House Speaker Christopher G. Donovan, D-Meriden, intends to announce tonight that he will continue as a candidate for Congress in the wake of an FBI sting that led to the arrest of his campaign fundraiser and the firing of his campaign manager last week.
Donovan says he “will be available to make a statement” outside his campaign headquarters in Meriden, his first significant public comments since his campaign was upended Thursday by the news of the arrest of Robert Braddock Jr. on charges of concealing the source of campaign donations.
His new campaign manager, Tom Swan, declined to say if Donovan would take questions tonight, but he answered one key question: Asked if Donovan would announce the suspension or end of his campaign, Swan replied, “No.”
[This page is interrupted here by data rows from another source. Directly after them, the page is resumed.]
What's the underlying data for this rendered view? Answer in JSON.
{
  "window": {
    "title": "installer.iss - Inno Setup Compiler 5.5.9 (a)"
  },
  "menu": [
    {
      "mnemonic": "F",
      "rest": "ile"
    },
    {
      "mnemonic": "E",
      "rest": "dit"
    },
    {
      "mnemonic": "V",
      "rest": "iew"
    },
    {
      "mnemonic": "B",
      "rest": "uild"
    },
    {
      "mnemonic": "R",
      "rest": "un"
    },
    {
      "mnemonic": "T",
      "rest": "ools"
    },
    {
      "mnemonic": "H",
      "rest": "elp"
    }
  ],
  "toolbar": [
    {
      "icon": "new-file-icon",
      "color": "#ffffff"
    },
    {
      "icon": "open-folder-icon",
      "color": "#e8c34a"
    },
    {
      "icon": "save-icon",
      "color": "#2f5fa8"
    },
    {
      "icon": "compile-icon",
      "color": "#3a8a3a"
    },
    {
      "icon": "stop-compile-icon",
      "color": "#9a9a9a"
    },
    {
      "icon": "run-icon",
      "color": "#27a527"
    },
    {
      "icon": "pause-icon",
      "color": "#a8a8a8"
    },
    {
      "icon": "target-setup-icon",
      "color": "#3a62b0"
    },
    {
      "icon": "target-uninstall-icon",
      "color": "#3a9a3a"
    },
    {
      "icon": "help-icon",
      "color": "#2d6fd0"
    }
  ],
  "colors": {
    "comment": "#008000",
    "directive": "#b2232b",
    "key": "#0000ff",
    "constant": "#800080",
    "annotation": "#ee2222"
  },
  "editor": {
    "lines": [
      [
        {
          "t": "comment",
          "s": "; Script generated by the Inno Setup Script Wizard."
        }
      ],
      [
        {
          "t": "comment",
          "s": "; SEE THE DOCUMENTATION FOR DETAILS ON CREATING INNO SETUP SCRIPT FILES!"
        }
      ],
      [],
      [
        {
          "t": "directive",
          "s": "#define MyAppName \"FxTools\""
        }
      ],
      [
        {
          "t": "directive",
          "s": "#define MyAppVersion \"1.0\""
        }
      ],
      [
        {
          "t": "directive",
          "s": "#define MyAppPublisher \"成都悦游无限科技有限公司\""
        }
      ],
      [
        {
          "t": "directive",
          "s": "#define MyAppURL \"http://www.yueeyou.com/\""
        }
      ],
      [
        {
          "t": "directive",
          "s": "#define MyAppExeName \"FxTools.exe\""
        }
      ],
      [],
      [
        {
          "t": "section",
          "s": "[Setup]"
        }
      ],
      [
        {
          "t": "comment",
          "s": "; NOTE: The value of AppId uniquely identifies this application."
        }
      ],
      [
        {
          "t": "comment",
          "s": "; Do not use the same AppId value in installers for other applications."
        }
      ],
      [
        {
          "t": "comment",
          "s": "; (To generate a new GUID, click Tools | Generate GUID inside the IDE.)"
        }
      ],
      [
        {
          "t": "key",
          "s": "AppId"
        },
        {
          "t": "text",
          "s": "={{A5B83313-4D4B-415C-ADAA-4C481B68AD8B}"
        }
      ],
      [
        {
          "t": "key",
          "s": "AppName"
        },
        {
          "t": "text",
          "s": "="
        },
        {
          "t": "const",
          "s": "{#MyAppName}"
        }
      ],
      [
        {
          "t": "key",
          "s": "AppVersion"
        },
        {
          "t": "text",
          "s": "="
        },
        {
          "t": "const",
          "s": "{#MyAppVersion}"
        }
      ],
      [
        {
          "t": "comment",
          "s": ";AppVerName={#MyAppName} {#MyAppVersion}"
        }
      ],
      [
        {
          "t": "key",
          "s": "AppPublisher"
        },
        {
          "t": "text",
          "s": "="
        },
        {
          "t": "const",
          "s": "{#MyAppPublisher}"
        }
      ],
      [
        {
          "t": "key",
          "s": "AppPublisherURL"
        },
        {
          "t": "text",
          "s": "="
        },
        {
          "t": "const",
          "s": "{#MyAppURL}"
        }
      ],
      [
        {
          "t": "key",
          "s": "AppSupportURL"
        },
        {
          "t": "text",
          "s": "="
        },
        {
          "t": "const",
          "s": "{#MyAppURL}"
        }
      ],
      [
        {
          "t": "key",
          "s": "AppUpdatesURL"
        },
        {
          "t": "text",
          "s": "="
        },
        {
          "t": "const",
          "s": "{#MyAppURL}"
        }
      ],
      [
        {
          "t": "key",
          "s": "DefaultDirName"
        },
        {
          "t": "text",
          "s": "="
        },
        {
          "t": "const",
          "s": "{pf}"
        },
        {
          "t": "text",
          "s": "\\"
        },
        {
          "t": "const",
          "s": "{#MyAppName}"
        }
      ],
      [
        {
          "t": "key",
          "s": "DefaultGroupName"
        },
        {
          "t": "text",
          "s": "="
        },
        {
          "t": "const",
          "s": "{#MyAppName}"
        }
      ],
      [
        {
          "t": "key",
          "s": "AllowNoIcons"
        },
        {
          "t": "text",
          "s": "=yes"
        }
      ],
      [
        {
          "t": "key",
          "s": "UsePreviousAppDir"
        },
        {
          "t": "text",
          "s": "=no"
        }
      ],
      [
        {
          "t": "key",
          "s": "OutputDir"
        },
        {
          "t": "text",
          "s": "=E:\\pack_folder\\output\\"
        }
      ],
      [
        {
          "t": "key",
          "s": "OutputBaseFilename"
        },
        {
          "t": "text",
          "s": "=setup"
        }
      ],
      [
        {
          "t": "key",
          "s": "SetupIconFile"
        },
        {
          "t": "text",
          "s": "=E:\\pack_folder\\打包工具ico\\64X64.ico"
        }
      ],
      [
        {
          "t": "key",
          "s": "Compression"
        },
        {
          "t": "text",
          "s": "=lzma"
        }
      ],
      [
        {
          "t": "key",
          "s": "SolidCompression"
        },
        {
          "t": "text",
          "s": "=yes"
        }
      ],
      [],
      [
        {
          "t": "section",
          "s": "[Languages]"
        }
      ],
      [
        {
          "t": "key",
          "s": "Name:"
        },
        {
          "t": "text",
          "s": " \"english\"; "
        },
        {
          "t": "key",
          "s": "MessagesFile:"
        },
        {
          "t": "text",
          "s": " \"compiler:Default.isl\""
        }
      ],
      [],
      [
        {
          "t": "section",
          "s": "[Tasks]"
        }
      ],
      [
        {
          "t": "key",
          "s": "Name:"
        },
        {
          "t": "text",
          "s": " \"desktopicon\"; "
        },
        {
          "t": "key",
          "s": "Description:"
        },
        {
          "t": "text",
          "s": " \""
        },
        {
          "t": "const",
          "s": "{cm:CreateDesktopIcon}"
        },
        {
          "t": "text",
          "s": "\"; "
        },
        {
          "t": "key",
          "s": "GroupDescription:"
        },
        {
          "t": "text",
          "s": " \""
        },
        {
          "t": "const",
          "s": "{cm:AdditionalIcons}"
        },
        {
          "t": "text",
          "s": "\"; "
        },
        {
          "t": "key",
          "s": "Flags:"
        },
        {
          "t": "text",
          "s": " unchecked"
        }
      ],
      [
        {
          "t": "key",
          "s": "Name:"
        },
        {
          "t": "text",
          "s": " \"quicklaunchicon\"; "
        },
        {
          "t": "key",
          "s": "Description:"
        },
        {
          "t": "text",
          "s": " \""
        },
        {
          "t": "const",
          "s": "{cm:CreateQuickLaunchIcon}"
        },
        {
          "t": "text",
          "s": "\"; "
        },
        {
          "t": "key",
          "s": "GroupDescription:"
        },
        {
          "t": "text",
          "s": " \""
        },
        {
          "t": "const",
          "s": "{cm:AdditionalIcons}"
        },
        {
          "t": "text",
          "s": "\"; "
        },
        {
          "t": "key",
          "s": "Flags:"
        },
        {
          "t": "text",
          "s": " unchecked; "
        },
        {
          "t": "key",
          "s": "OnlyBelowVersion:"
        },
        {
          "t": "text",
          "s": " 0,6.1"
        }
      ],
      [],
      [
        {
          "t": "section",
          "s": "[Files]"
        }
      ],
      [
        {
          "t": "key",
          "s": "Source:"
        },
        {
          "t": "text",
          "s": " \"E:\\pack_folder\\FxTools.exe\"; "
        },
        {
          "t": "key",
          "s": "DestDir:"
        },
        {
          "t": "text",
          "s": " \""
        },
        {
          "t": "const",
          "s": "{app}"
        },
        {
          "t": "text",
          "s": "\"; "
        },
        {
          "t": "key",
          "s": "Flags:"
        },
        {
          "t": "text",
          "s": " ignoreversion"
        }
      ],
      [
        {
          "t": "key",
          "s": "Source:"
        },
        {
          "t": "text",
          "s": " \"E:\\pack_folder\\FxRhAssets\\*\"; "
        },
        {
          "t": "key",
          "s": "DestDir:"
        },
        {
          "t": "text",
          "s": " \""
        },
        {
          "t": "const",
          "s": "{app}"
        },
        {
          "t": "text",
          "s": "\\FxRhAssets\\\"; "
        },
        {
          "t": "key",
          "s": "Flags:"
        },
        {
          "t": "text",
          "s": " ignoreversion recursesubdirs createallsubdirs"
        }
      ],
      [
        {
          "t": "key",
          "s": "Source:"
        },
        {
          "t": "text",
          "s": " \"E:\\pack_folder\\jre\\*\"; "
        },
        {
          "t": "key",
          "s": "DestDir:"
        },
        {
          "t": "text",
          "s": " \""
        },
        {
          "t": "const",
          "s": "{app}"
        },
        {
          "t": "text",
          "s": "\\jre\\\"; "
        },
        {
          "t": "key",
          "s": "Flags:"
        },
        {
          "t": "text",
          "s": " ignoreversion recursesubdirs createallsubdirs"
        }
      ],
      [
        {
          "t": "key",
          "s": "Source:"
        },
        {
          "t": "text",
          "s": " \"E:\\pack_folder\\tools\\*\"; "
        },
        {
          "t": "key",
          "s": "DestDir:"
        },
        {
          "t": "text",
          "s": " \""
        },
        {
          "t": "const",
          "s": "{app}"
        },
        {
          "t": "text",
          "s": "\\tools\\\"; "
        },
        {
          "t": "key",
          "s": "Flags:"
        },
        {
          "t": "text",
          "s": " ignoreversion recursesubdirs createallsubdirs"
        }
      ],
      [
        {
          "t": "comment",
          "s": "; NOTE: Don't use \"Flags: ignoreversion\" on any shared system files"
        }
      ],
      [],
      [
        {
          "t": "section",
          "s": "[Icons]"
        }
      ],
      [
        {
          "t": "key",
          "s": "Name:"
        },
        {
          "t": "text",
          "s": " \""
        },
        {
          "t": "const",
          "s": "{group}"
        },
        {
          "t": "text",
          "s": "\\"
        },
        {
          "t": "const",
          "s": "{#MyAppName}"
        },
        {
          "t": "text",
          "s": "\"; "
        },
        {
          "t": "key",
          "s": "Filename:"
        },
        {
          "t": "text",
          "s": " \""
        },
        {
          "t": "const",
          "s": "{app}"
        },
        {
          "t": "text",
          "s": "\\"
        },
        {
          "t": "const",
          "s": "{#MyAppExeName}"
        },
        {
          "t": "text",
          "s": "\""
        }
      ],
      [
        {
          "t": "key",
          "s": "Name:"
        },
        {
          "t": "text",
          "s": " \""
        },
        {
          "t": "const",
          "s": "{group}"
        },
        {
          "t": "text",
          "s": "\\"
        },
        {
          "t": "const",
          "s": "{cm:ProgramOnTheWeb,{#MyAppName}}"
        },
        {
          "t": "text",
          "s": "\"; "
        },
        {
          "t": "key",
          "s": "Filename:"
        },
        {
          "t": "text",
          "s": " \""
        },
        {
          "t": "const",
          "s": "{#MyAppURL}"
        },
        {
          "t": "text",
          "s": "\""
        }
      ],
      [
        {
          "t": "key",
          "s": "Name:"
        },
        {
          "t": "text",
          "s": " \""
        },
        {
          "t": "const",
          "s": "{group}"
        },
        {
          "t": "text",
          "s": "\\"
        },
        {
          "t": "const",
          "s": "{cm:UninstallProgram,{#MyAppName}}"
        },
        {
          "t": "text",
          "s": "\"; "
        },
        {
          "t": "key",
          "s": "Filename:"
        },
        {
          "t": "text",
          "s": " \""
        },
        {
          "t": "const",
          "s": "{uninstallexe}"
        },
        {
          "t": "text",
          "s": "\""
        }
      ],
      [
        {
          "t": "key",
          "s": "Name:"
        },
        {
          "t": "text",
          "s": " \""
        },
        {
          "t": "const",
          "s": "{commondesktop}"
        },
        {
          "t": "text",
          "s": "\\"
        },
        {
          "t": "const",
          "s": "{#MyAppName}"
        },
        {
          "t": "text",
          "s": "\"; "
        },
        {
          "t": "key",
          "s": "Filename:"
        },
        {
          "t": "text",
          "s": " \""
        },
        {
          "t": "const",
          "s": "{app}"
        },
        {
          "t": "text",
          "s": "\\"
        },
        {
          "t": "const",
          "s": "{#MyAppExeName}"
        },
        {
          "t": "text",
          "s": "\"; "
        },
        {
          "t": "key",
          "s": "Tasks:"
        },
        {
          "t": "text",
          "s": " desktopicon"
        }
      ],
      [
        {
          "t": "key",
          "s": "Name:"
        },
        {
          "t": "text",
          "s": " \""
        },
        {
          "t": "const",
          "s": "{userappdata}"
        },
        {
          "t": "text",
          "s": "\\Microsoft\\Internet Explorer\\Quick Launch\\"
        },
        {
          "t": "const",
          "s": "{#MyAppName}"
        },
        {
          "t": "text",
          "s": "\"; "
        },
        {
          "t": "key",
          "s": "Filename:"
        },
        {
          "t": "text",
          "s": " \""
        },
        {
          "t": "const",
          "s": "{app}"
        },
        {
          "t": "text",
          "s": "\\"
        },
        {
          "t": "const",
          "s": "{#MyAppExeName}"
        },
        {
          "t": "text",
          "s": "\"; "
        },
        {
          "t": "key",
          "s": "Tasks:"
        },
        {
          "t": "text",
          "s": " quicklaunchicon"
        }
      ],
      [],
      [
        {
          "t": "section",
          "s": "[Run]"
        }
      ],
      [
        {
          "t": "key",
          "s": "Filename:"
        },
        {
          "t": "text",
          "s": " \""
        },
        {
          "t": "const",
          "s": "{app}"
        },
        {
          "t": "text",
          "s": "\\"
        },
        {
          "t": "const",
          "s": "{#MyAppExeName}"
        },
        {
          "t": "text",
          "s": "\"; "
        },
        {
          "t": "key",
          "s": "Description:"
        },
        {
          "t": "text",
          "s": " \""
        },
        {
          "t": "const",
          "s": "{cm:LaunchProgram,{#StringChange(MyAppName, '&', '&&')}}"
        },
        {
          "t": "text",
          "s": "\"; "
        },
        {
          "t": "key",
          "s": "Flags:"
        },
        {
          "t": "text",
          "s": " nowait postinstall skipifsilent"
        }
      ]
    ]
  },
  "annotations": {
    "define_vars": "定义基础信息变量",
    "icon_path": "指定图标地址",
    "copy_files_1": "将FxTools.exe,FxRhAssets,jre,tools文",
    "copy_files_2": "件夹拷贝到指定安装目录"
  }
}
Swan held a press conference Friday to say Donovan has done nothing wrong, but he would temporarily relinquinish key duties as the leader of the state House during its special session June 12. The campaign also hired former U.S. Attorney Stanley Twardy to conduct an internal investigation.
Other than briefly speaking to a handful of reporters Thursday night at an awards event, Donovan has made no extensive comments about the arrest of Braddock and the firing of two others: Josh Nassi, who was campaign manager; and Sara Waterfall, who was Braddock’s deputy.
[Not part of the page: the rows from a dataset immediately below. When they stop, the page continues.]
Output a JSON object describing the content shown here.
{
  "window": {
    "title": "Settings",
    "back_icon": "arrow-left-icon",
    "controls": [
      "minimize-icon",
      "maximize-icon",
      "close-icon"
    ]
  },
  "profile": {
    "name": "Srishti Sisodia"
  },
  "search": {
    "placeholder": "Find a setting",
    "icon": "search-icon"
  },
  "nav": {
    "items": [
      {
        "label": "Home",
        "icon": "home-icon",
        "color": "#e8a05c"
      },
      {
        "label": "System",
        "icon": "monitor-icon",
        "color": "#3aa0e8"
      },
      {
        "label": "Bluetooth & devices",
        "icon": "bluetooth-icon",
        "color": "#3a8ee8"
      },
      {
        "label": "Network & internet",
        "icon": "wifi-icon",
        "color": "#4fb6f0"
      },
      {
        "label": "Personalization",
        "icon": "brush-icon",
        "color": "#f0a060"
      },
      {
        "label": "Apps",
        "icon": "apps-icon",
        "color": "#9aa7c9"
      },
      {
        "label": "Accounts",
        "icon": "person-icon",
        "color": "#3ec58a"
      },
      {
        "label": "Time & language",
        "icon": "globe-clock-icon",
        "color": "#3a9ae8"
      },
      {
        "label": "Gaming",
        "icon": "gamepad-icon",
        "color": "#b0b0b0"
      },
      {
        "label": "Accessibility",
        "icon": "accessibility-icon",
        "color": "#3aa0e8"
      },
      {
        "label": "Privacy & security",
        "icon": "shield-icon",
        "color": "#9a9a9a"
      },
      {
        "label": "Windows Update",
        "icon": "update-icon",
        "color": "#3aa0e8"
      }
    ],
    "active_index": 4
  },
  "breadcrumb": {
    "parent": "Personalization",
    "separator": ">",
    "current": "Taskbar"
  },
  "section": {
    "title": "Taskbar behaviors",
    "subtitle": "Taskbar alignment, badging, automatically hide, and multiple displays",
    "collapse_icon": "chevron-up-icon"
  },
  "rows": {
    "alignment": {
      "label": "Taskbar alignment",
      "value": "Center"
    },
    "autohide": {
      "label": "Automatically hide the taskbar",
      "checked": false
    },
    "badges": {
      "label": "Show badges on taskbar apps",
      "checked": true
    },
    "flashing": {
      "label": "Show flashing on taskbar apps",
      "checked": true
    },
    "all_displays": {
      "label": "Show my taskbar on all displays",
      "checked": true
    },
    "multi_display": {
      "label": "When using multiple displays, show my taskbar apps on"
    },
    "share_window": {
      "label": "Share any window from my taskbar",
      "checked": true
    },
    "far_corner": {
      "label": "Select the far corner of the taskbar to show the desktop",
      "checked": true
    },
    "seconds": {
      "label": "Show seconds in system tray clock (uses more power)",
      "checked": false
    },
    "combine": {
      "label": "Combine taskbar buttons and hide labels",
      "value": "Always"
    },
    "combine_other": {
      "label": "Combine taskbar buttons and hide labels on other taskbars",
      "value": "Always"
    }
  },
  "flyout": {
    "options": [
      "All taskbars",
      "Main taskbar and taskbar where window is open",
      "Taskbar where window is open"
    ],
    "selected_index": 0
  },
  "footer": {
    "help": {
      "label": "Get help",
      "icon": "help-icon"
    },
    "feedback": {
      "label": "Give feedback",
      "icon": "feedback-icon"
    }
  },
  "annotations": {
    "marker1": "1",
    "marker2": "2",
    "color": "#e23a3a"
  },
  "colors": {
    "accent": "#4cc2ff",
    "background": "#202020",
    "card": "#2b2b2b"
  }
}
Braddock is accused of conspiring to hide the source of $20,000 in contributions from a man who claimed to be an investor interested in killing legislation that would have imposed taxes and fees on the roll-your-own cigarette business in Connecticut.
According to his arrest affidavit, the investor actually was an undercover FBI agent.
The U.S. attorney’s office has not explained what led federal authorities to offer illegal contributions to Donovan’s campaign for the open seat in the 5th Congressional District, nor have they commented on whether a similar attempt was made with donations to state House Republican political action committees.
House Minority Leader Lawrence F. Cafero Jr., R-Norwalk, said he had returned five $1,000 checks that he suspects were made with FBI sting money. He told The Mirror in a story published Friday night that the FBI told him that some of the sting money may have been contributed to the PACs.
Political sources point to one common denominator in the contributions to Donovan and the state House GOP: A politically active correction officer, Ray Soucy, who resigned from two union posts and was removed from one other after The Courant and The Mirror published stories about his role.